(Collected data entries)
◇ ◇ ◇ ◇ ◇ ◇ ◇

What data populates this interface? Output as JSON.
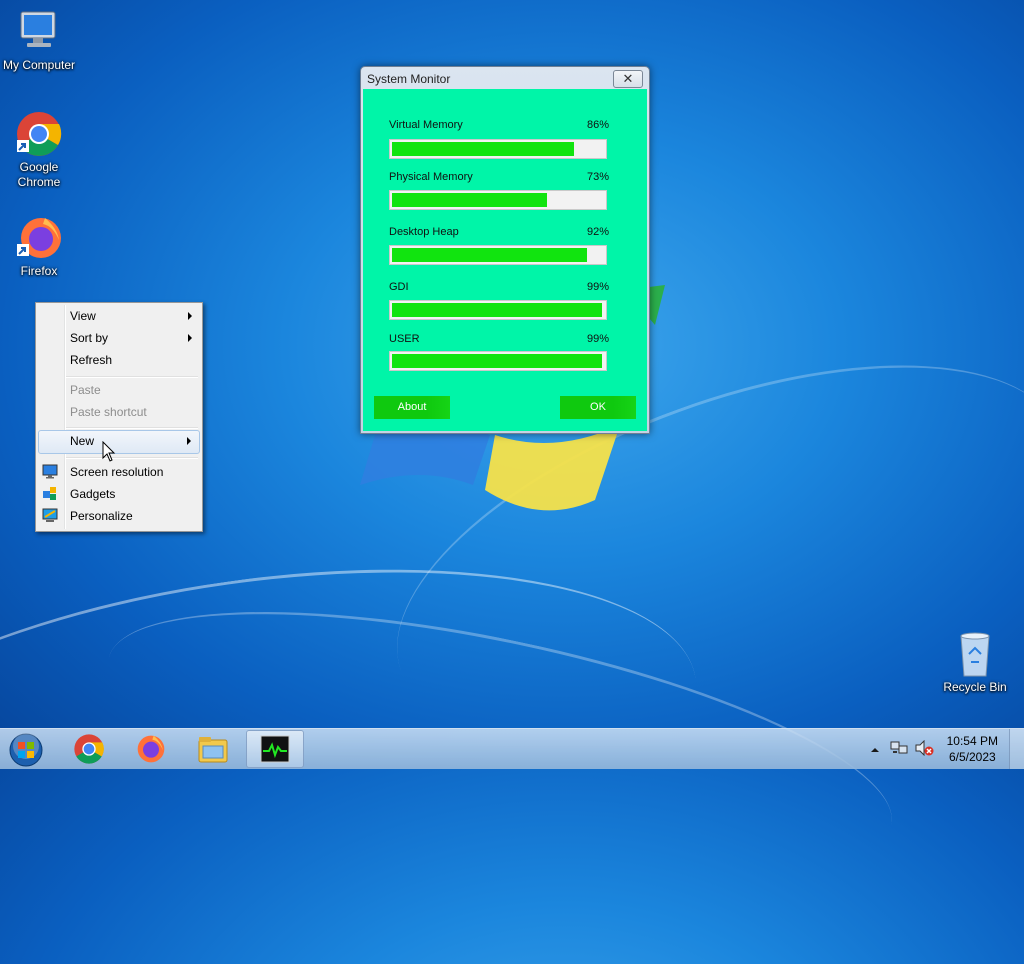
{
  "desktop": {
    "icons": [
      {
        "label": "My Computer"
      },
      {
        "label": "Google Chrome"
      },
      {
        "label": "Firefox"
      },
      {
        "label": "Recycle Bin"
      }
    ]
  },
  "context_menu": {
    "items": [
      {
        "label": "View",
        "has_submenu": true,
        "enabled": true
      },
      {
        "label": "Sort by",
        "has_submenu": true,
        "enabled": true
      },
      {
        "label": "Refresh",
        "has_submenu": false,
        "enabled": true
      },
      {
        "label": "Paste",
        "has_submenu": false,
        "enabled": false
      },
      {
        "label": "Paste shortcut",
        "has_submenu": false,
        "enabled": false
      },
      {
        "label": "New",
        "has_submenu": true,
        "enabled": true,
        "highlighted": true
      },
      {
        "label": "Screen resolution",
        "icon": "monitor-icon",
        "enabled": true
      },
      {
        "label": "Gadgets",
        "icon": "gadgets-icon",
        "enabled": true
      },
      {
        "label": "Personalize",
        "icon": "personalize-icon",
        "enabled": true
      }
    ]
  },
  "system_monitor": {
    "title": "System Monitor",
    "meters": [
      {
        "label": "Virtual Memory",
        "percent_text": "86%",
        "value": 86
      },
      {
        "label": "Physical Memory",
        "percent_text": "73%",
        "value": 73
      },
      {
        "label": "Desktop Heap",
        "percent_text": "92%",
        "value": 92
      },
      {
        "label": "GDI",
        "percent_text": "99%",
        "value": 99
      },
      {
        "label": "USER",
        "percent_text": "99%",
        "value": 99
      }
    ],
    "about_label": "About",
    "ok_label": "OK",
    "bar_color": "#11e40f",
    "background_color": "#00f5a8"
  },
  "taskbar": {
    "pinned": [
      {
        "icon": "start-orb-icon"
      },
      {
        "icon": "chrome-icon"
      },
      {
        "icon": "firefox-icon"
      },
      {
        "icon": "explorer-icon"
      },
      {
        "icon": "system-monitor-icon"
      }
    ],
    "clock": {
      "time": "10:54 PM",
      "date": "6/5/2023"
    }
  }
}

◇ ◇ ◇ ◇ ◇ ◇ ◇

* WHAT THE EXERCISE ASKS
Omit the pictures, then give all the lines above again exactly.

* EXPECTED OUTPUT
What data populates this interface? Output as JSON.
{
  "desktop": {
    "icons": [
      {
        "label": "My Computer"
      },
      {
        "label": "Google Chrome"
      },
      {
        "label": "Firefox"
      },
      {
        "label": "Recycle Bin"
      }
    ]
  },
  "context_menu": {
    "items": [
      {
        "label": "View",
        "has_submenu": true,
        "enabled": true
      },
      {
        "label": "Sort by",
        "has_submenu": true,
        "enabled": true
      },
      {
        "label": "Refresh",
        "has_submenu": false,
        "enabled": true
      },
      {
        "label": "Paste",
        "has_submenu": false,
        "enabled": false
      },
      {
        "label": "Paste shortcut",
        "has_submenu": false,
        "enabled": false
      },
      {
        "label": "New",
        "has_submenu": true,
        "enabled": true,
        "highlighted": true
      },
      {
        "label": "Screen resolution",
        "icon": "monitor-icon",
        "enabled": true
      },
      {
        "label": "Gadgets",
        "icon": "gadgets-icon",
        "enabled": true
      },
      {
        "label": "Personalize",
        "icon": "personalize-icon",
        "enabled": true
      }
    ]
  },
  "system_monitor": {
    "title": "System Monitor",
    "meters": [
      {
        "label": "Virtual Memory",
        "percent_text": "86%",
        "value": 86
      },
      {
        "label": "Physical Memory",
        "percent_text": "73%",
        "value": 73
      },
      {
        "label": "Desktop Heap",
        "percent_text": "92%",
        "value": 92
      },
      {
        "label": "GDI",
        "percent_text": "99%",
        "value": 99
      },
      {
        "label": "USER",
        "percent_text": "99%",
        "value": 99
      }
    ],
    "about_label": "About",
    "ok_label": "OK",
    "bar_color": "#11e40f",
    "background_color": "#00f5a8"
  },
  "taskbar": {
    "pinned": [
      {
        "icon": "start-orb-icon"
      },
      {
        "icon": "chrome-icon"
      },
      {
        "icon": "firefox-icon"
      },
      {
        "icon": "explorer-icon"
      },
      {
        "icon": "system-monitor-icon"
      }
    ],
    "clock": {
      "time": "10:54 PM",
      "date": "6/5/2023"
    }
  }
}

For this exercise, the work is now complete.